One area I would like more clarification on is question two. This is noted as the ‘world’ of the text in which readers and critics should understand the vision of the popular culture element. Personally, I found this to be unclear, apart from figuring out why the author or artist chose a specific medium.
A memorable quote that I found truly innovative was the fact that as Christians, we need to “expose the lies embedded in the fabrics of popular-cultural worlds” (238). Instead of simply accepting every aspect of popular culture, there is a call to action to simply act upon it instead of sitting and allowing everything to happen. For every action, there is a reaction; a cause results in an effect. We are called to go out into the nation and not conform to the world, but to be fishers of men; not fishers of pop stars and cultural norms.
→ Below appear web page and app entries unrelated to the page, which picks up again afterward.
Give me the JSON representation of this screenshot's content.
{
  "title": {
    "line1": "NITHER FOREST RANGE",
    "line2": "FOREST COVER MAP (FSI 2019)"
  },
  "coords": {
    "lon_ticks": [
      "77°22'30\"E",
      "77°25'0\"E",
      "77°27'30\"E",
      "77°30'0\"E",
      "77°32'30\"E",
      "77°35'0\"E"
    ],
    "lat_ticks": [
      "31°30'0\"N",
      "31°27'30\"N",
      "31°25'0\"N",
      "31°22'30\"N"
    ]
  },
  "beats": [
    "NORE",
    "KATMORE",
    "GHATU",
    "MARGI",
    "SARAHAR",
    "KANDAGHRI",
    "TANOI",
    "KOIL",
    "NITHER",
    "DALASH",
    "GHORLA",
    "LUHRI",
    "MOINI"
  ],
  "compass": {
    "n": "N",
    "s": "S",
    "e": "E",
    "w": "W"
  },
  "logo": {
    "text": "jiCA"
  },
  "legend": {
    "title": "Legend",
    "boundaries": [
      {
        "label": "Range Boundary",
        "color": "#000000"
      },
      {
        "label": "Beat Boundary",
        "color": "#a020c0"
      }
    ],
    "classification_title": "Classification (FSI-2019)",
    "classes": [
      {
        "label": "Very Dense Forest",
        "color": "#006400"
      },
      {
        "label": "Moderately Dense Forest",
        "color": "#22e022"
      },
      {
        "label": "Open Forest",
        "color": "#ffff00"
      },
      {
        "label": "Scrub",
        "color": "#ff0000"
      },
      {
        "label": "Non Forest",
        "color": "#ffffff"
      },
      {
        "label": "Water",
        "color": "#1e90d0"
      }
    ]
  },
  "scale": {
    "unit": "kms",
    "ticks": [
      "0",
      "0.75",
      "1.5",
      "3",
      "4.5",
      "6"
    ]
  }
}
In some ways, I found the questions reflective and abstract as well as philosophical. Was that the intent? For critiques and analyses in an apologetic fashion, is there a right or wrong? I love the phrase ‘the gospel is not small’. Regardless of our time, we are still accepted and given grace and mercy after more than two thousand years. In this way, we can present and understand the gospel in all elements of popular culture. The apologetic outlook on culture today starts with us.